To make the space more useful for all students across campus, Featherston said there has been discussion about possibly making an outdoor classroom area or even hammocks like Hunyadi mentioned.
Another feature added to the courtyard is a compost pile. Featherston said the group is composting everything they pull up and everything that comes out of the greenhouses as well.
The courtyard will also be getting a new addition come the spring time. “I joined the New England Wild Flower Society and they have a project where they want to put two pollinator gardens in every state and I applied to be a site and we were chosen. In the spring, they are going to come put in this pollinator garden and there will be a whole workshop about it and it’ll be open to anyone who wants to come to that,” Featherston said.
Featherston said the project has been great and students are excited about it. She said, “I think it’s going strong, it has a great future. It could provide many years of things for students.”

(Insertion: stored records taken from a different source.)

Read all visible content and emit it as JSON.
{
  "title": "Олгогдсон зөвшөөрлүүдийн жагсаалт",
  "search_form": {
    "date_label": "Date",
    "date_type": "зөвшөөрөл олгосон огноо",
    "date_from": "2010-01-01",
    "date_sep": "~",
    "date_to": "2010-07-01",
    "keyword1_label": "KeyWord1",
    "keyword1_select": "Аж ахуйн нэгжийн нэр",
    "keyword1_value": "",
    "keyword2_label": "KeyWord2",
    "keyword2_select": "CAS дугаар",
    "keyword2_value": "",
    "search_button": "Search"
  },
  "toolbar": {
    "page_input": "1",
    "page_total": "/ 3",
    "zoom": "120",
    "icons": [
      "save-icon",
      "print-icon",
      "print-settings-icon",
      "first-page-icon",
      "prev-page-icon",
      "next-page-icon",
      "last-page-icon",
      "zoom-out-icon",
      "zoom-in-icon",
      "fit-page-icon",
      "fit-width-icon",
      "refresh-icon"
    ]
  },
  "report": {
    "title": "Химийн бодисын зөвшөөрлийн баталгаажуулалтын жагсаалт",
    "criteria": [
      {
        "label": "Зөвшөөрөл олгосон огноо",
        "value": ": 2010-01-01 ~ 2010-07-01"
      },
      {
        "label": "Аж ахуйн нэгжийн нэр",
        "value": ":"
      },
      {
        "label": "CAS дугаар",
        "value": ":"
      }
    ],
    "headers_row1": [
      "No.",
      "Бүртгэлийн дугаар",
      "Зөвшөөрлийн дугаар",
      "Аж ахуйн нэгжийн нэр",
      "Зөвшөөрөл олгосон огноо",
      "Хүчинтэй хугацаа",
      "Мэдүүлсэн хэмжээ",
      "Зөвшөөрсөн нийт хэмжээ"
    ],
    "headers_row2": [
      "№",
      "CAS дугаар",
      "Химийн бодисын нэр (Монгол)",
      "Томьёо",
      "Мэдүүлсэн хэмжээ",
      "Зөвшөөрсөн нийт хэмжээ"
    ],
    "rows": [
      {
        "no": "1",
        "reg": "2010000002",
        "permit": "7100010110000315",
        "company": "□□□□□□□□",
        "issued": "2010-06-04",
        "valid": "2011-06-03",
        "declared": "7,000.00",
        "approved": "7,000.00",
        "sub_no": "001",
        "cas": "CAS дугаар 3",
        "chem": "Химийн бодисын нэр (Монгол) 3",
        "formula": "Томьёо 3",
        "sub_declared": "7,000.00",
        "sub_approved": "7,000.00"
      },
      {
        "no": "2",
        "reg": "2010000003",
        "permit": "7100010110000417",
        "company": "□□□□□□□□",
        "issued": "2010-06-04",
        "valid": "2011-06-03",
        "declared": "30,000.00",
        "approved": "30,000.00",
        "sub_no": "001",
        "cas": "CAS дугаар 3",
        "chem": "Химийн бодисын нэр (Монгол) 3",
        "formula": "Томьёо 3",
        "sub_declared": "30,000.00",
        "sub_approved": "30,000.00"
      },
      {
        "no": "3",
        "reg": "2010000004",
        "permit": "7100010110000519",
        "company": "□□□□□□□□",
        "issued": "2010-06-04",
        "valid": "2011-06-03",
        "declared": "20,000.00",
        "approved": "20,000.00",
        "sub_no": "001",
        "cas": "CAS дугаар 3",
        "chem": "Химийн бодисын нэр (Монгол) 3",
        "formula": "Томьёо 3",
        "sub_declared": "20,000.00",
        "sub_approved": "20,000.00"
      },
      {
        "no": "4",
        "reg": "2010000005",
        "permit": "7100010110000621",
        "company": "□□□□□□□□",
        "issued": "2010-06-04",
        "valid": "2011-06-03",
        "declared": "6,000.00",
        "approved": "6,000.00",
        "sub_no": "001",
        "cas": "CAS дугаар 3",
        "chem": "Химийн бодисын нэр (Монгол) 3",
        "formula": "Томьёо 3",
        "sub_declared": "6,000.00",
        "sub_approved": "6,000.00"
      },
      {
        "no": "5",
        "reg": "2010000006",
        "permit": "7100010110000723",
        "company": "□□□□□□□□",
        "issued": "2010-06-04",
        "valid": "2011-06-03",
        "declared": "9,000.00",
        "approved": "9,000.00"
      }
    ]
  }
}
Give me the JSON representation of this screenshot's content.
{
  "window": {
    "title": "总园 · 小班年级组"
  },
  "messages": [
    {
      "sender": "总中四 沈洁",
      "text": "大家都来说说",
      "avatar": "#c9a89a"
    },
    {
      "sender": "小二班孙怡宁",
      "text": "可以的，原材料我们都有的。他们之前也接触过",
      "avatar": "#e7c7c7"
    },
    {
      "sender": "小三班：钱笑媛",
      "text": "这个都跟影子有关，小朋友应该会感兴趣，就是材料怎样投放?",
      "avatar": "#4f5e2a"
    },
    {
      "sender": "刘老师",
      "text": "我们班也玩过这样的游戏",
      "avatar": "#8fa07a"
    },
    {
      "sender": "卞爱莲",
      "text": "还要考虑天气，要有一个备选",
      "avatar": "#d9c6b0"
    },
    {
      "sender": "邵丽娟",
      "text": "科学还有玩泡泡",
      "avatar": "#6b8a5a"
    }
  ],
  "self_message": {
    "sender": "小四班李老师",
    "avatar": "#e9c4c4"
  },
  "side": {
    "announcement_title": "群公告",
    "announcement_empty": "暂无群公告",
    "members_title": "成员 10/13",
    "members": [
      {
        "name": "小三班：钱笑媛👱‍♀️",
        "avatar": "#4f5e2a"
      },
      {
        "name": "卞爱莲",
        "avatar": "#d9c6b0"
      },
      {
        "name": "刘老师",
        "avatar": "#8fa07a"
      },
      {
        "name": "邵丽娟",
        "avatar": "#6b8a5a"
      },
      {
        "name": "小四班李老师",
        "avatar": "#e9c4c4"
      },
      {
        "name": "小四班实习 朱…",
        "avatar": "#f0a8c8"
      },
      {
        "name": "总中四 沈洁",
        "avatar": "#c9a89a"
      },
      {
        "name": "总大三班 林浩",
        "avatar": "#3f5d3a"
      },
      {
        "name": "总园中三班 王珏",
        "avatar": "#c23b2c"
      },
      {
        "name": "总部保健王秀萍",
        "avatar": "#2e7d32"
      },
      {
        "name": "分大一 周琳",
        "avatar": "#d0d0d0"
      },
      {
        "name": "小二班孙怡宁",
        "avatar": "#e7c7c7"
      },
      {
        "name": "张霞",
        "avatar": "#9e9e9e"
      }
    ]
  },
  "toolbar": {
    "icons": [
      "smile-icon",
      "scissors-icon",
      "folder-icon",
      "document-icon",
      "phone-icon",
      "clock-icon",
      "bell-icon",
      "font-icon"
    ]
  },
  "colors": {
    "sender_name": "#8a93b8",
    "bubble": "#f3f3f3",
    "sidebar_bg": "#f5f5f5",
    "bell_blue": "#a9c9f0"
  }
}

Flynn said in a phone interview she picked up this project from a former student, Andy Marion, who initially started this all. “It was mostly just plans, so we were able to follow those plans. I was really the community organizer trying to teach people about it and getting people excited about growing plants. I came in and took Andy’s plans with two other students; it was my senior seminar project last year. We were able to get those plans in motion and actually put plants in the ground,” Flynn said.
She said the importance of this project is at an all time high and not only for ecological reasons. Flynn said, “Growing your own food and knowing how to do that is a skill that humans have been practicing since we called ourselves civilized and it’s kind of been forgotten; our food systems aren’t seen anymore.”
All students on campus being able to use this courtyard and garden is important, according to Flynn. She said, “The idea of this garden was kind of founded on the principle of a community garden, bringing people together, so a safe space. It was built on everyone is welcome, everyone has a fair say.”
Emma Hamilton can be contacted at firstname.lastname@example.org